Composition of Normal Coercions: \( \hat{c} \rhd \hat{c}\)

\begin{align*}
(j; f; i_\bot) \rhd (j'; f'; i'_\bot) &=
\mathbf{case}\;i_\bot \rhd j'\;\mathbf{of}\\
& \qquad I! \Rightarrow j; f; (I! \rhd i'_\bot) \\
& \quad \mid I?^\ell \Rightarrow I?^\ell; f'; i'_\bot \\
& \quad \mid \mathsf{Fail}^\ell \Rightarrow j; f; \mathsf{Fail}^\ell \\
& \quad \mid c \Rightarrow
\mathbf{case}\;(f \rhd c) \rhd f' \;\mathbf{of}\\
& \qquad\qquad\quad \mathsf{Fail}^\ell \Rightarrow j; \iota; \mathsf{Fail}^\ell\\
& \qquad\quad\quad \mid c' \Rightarrow j; c'; i'_\bot
\end{align*}
\begin{align*}
\iota \rhd c &= c \\
c \rhd \iota &= c \\
I_1! \rhd I_2?^\ell &= \mathcal{C}(I_1 \Rightarrow^\ell I_2) \\
(\tilde{c}_1 \to \tilde{c}_2) \rhd (\tilde{c}_3 \to \tilde{c}_4) &=

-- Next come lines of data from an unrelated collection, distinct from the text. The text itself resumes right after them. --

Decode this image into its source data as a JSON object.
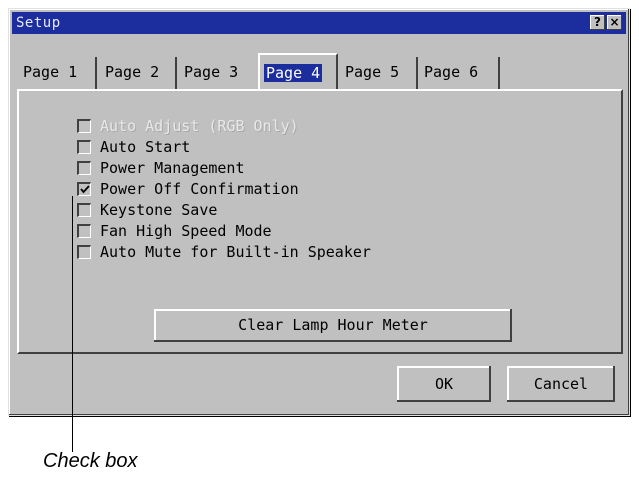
{
  "window": {
    "title": "Setup",
    "help_label": "?",
    "close_label": "×"
  },
  "tabs": [
    {
      "label": "Page 1",
      "active": false
    },
    {
      "label": "Page 2",
      "active": false
    },
    {
      "label": "Page 3",
      "active": false
    },
    {
      "label": "Page 4",
      "active": true
    },
    {
      "label": "Page 5",
      "active": false
    },
    {
      "label": "Page 6",
      "active": false
    }
  ],
  "options": [
    {
      "label": "Auto Adjust (RGB Only)",
      "checked": false,
      "enabled": false
    },
    {
      "label": "Auto Start",
      "checked": false,
      "enabled": true
    },
    {
      "label": "Power Management",
      "checked": false,
      "enabled": true
    },
    {
      "label": "Power Off Confirmation",
      "checked": true,
      "enabled": true
    },
    {
      "label": "Keystone Save",
      "checked": false,
      "enabled": true
    },
    {
      "label": "Fan High Speed Mode",
      "checked": false,
      "enabled": true
    },
    {
      "label": "Auto Mute for Built-in Speaker",
      "checked": false,
      "enabled": true
    }
  ],
  "clear_lamp_label": "Clear Lamp Hour Meter",
  "ok_label": "OK",
  "cancel_label": "Cancel",
  "caption": "Check box",
  "colors": {
    "titlebar": "#1c2e9e",
    "face": "#c0c0c0",
    "highlight": "#ffffff",
    "shadow": "#404040"
  }
}
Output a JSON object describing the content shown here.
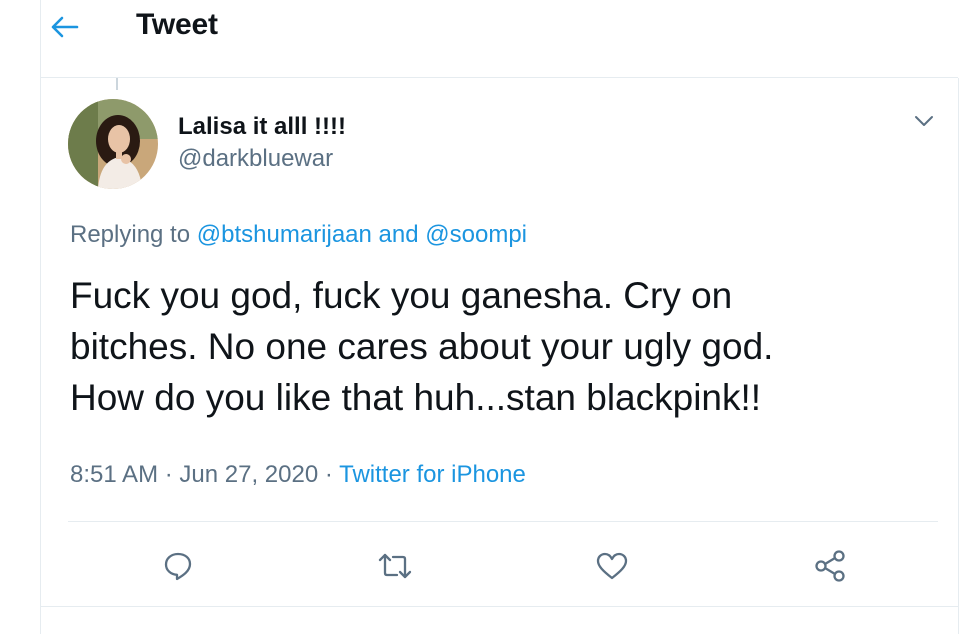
{
  "header": {
    "title": "Tweet",
    "back_icon": "arrow-left-icon"
  },
  "tweet": {
    "author": {
      "display_name": "Lalisa it alll !!!!",
      "handle": "@darkbluewar",
      "avatar_icon": "avatar-photo"
    },
    "replying": {
      "prefix": "Replying to",
      "user1": "@btshumarijaan",
      "joiner": "and",
      "user2": "@soompi"
    },
    "text_lines": [
      "Fuck you god, fuck you ganesha. Cry on",
      "bitches. No one cares about your ugly god.",
      "How do you like that huh...stan blackpink!!"
    ],
    "time": "8:51 AM",
    "separator": "·",
    "date": "Jun 27, 2020",
    "source": "Twitter for iPhone"
  },
  "actions": {
    "icons": [
      "reply-icon",
      "retweet-icon",
      "like-icon",
      "share-icon"
    ]
  },
  "colors": {
    "accent": "#1b95e0",
    "secondary_text": "#5b7083",
    "border": "#e6ecf0"
  }
}
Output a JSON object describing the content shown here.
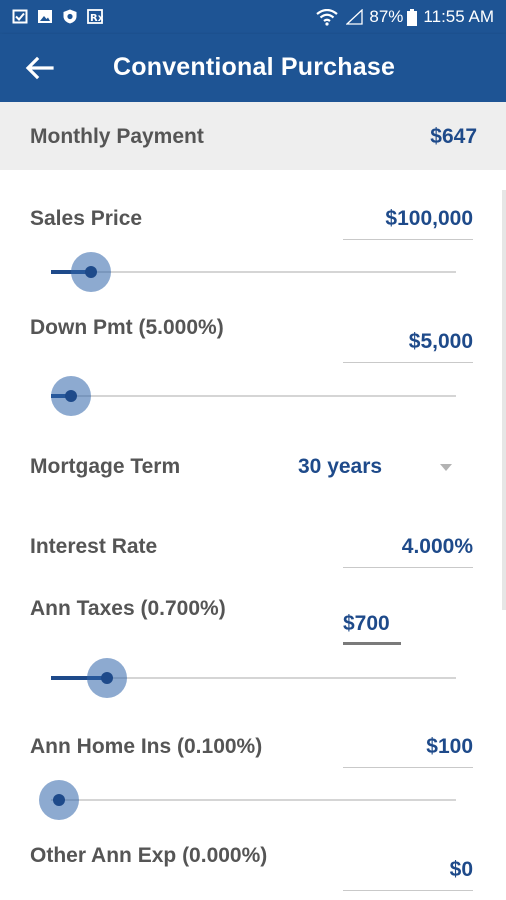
{
  "status_bar": {
    "battery": "87%",
    "time": "11:55 AM"
  },
  "header": {
    "title": "Conventional Purchase"
  },
  "summary": {
    "label": "Monthly Payment",
    "value": "$647"
  },
  "fields": {
    "sales_price": {
      "label": "Sales Price",
      "value": "$100,000",
      "slider_level": 0.1
    },
    "down_pmt": {
      "label": "Down Pmt (5.000%)",
      "value": "$5,000",
      "slider_level": 0.05
    },
    "mortgage_term": {
      "label": "Mortgage Term",
      "value": "30 years"
    },
    "interest_rate": {
      "label": "Interest Rate",
      "value": "4.000%"
    },
    "ann_taxes": {
      "label": "Ann Taxes (0.700%)",
      "value": "$700",
      "slider_level": 0.14
    },
    "ann_home_ins": {
      "label": "Ann Home Ins (0.100%)",
      "value": "$100",
      "slider_level": 0.02
    },
    "other_ann_exp": {
      "label": "Other Ann Exp (0.000%)",
      "value": "$0"
    }
  },
  "colors": {
    "primary": "#1e5494",
    "value_text": "#1e4a8a",
    "label_text": "#555555",
    "summary_bg": "#eeeeee"
  },
  "icons": {
    "status_left": [
      "task-icon",
      "gallery-icon",
      "shield-icon",
      "rx-icon"
    ],
    "status_right": [
      "wifi-icon",
      "signal-icon",
      "battery-icon"
    ],
    "back": "back-arrow-icon",
    "dropdown": "chevron-down-icon"
  }
}
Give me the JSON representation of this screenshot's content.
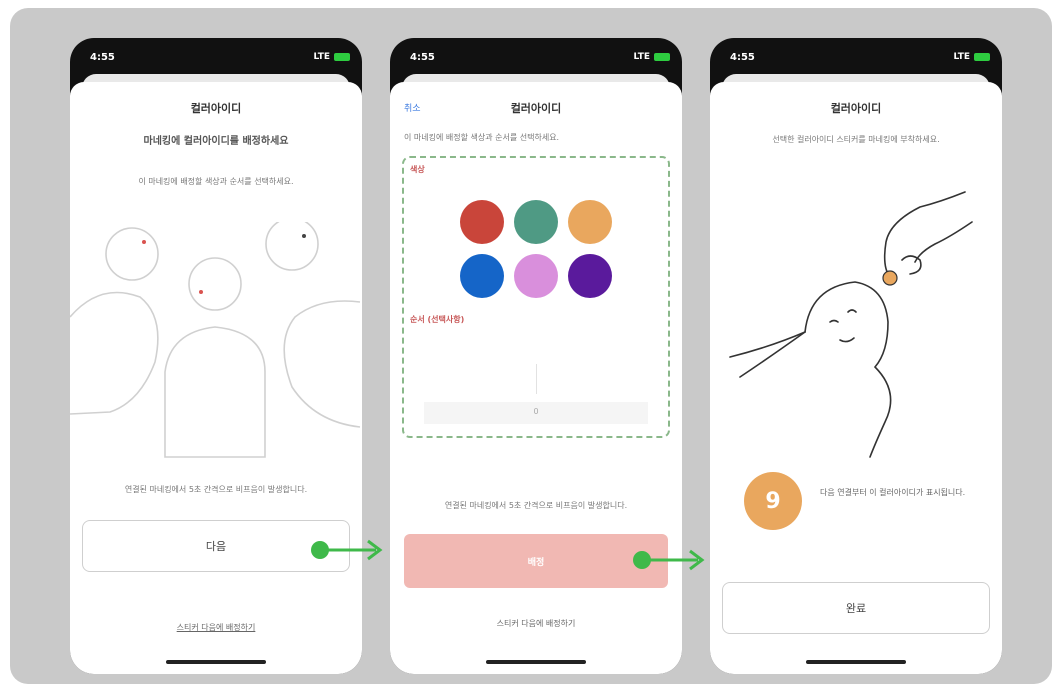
{
  "screens": [
    {
      "status_time": "4:55",
      "status_signal": "LTE",
      "title": "컬러아이디",
      "headline": "마네킹에 컬러아이디를 배정하세요",
      "instruction": "이 마네킹에 배정할 색상과 순서를 선택하세요.",
      "notice": "연결된 마네킹에서 5초 간격으로 비프음이 발생합니다.",
      "next_button": "다음",
      "sticker_link": "스티커 다음에 배정하기"
    },
    {
      "status_time": "4:55",
      "status_signal": "LTE",
      "back_label": "취소",
      "title": "컬러아이디",
      "instruction": "이 마네킹에 배정할 색상과 순서를 선택하세요.",
      "color_label": "색상",
      "colors": [
        "#c9453a",
        "#4f9a84",
        "#e9a75e",
        "#1565c8",
        "#d98fdc",
        "#5a1a9c"
      ],
      "order_label": "순서 (선택사항)",
      "order_hint": "0",
      "notice": "연결된 마네킹에서 5초 간격으로 비프음이 발생합니다.",
      "confirm_button": "배정",
      "sticker_link": "스티커 다음에 배정하기"
    },
    {
      "status_time": "4:55",
      "status_signal": "LTE",
      "title": "컬러아이디",
      "instruction": "선택한 컬러아이디 스티커를 마네킹에 부착하세요.",
      "count_value": "9",
      "count_text": "다음 연결부터 이 컬러아이디가 표시됩니다.",
      "done_button": "완료"
    }
  ],
  "colors": {
    "arrow": "#3fb94a",
    "board": "#c9c9c9",
    "confirm_fill": "#f1b8b3",
    "count_circle": "#e9a75e"
  }
}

(\tilde{c_3}\rhd \tilde{c_1}) \overset{\bullet}{\to} (\tilde{c}_2 \rhd \tilde{c}_4) \\
\mathsf{Fail}^\ell \rhd c &= \mathsf{Fail}^\ell \\
I! \rhd \mathsf{Fail}^\ell &= \mathsf{Fail}^\ell \\

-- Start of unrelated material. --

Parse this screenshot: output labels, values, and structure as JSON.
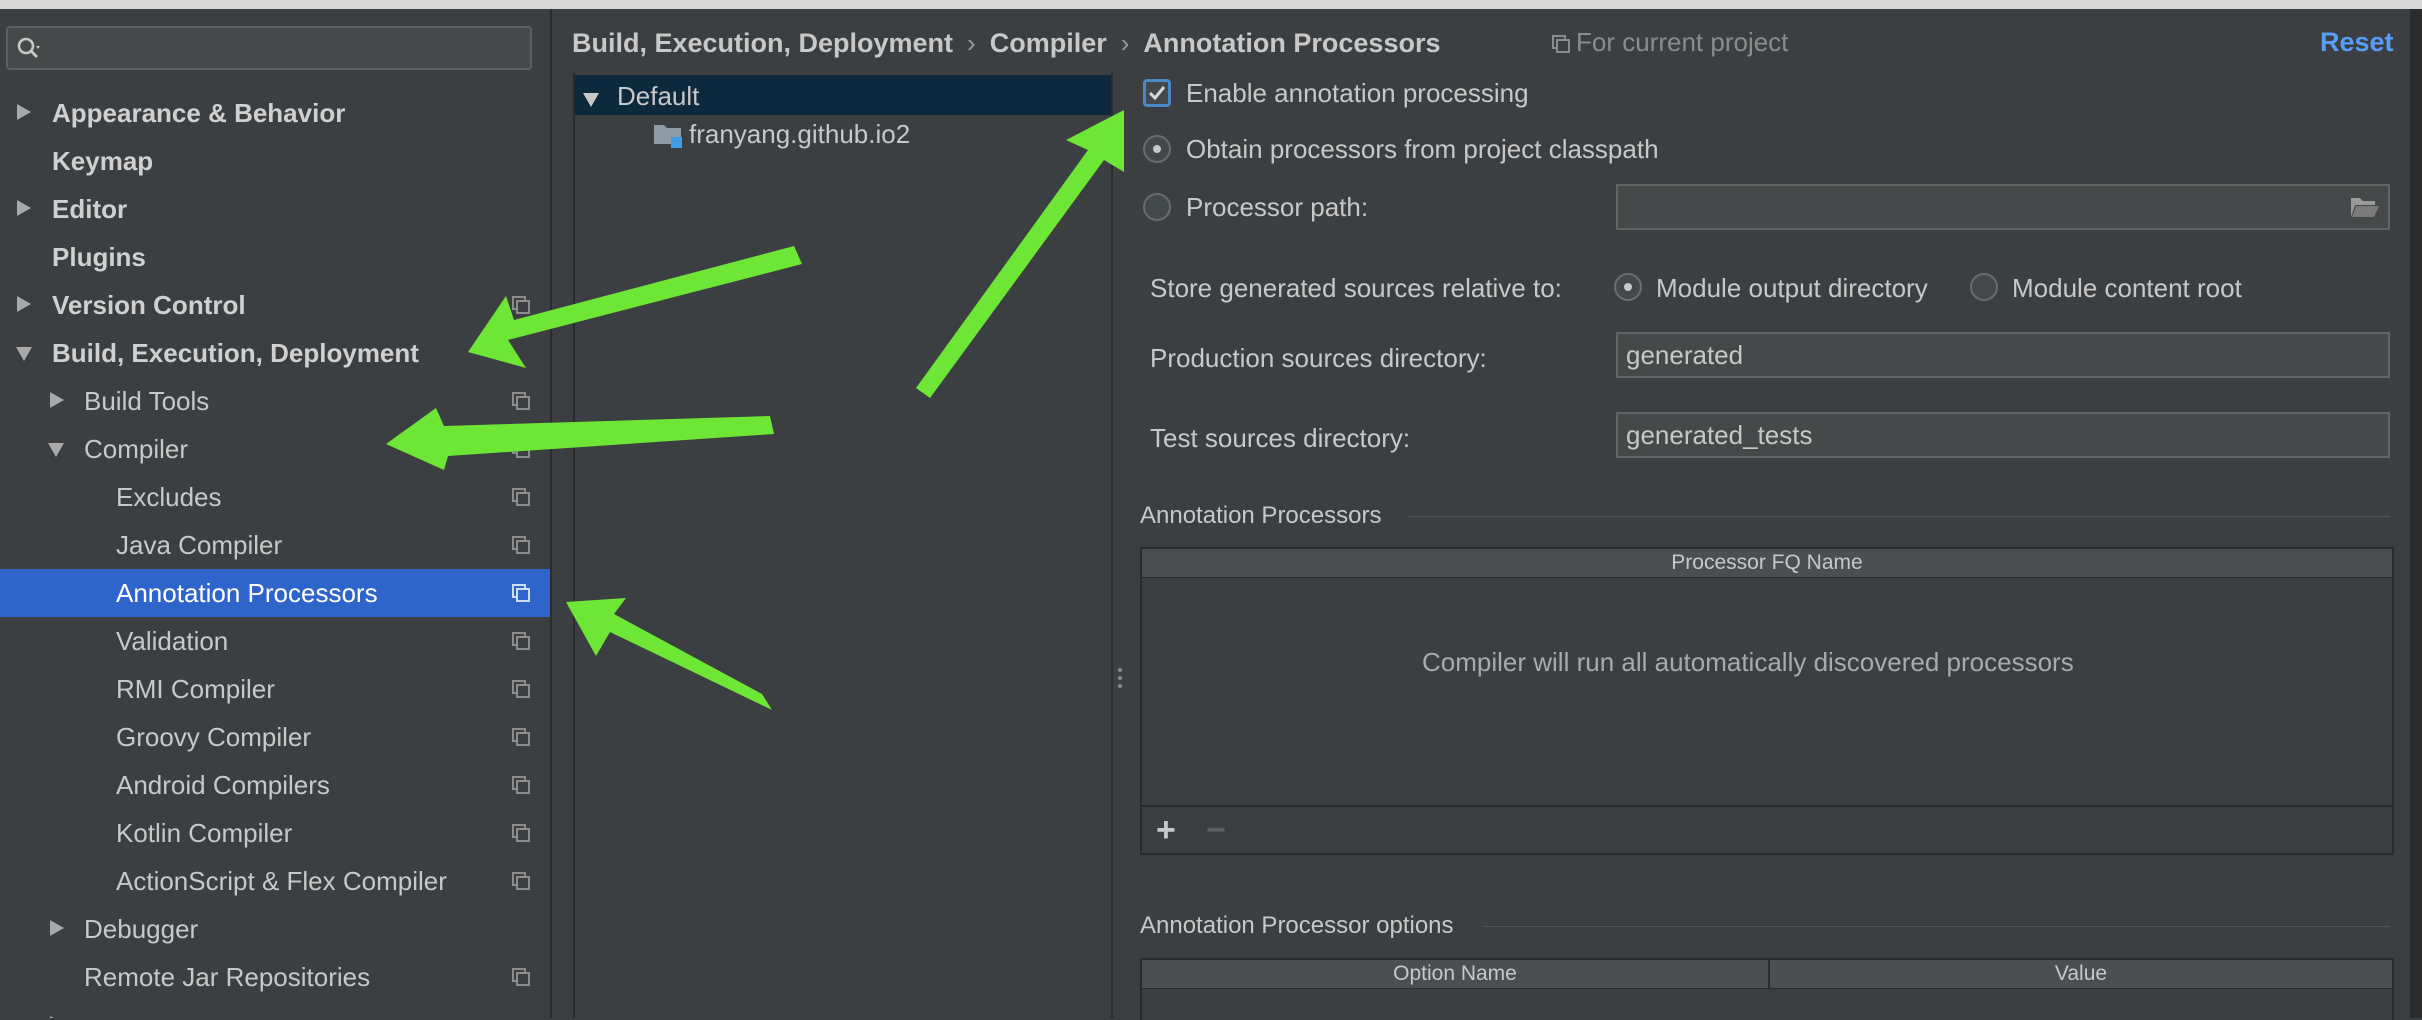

\\
\tilde{c}_1 \overset{\bullet}{\to} \tilde{c}_2 &= \tilde{c}_1 \to \tilde{c}_2 \\
\mathsf{Fail}^\ell \overset{\bullet}{\to}\hat{c}_2 &= \mathsf{Fail}^\ell \\
\tilde{c}_1 \overset{\bullet}{\to}\mathsf{Fail}^\ell &= \mathsf{Fail}^\ell
\end{align*}

To obtain an eager, time-efficient machine, we just replace coercion reduction with coercion composition. \begin{align*} \mathsf{cast}(\tilde{v}, \hat{c}) &= \begin{cases} \tilde{v} & \text{if } \hat{c} = \iota \\ \mathbf{blame}\,\ell & \text{if } \mathsf{isfail}(\hat{c},\ell) \\ \tilde{v} : \hat{c} & \text{otherwise} \end{cases} \\ \mathsf{cast}(\tilde{v} : \overline{c_1}, \hat{c}_2) &= \begin{cases} \tilde{v} & \text{if } (\overline{c_1}; \hat{c}_2)= \iota \\ \mathbf{blame}\,\ell & \text{if } (\overline{c_1} \rhd \hat{c}_2) = \hat{c}_3 \text{ and } \mathsf{isfail}(\hat{c}_3,\ell) \\ \tilde{v} : \overline{c_3} & \text{if } (\overline{c_1} \rhd \hat{c}_2) = \overline{c}_3 \end{cases} \end{align*}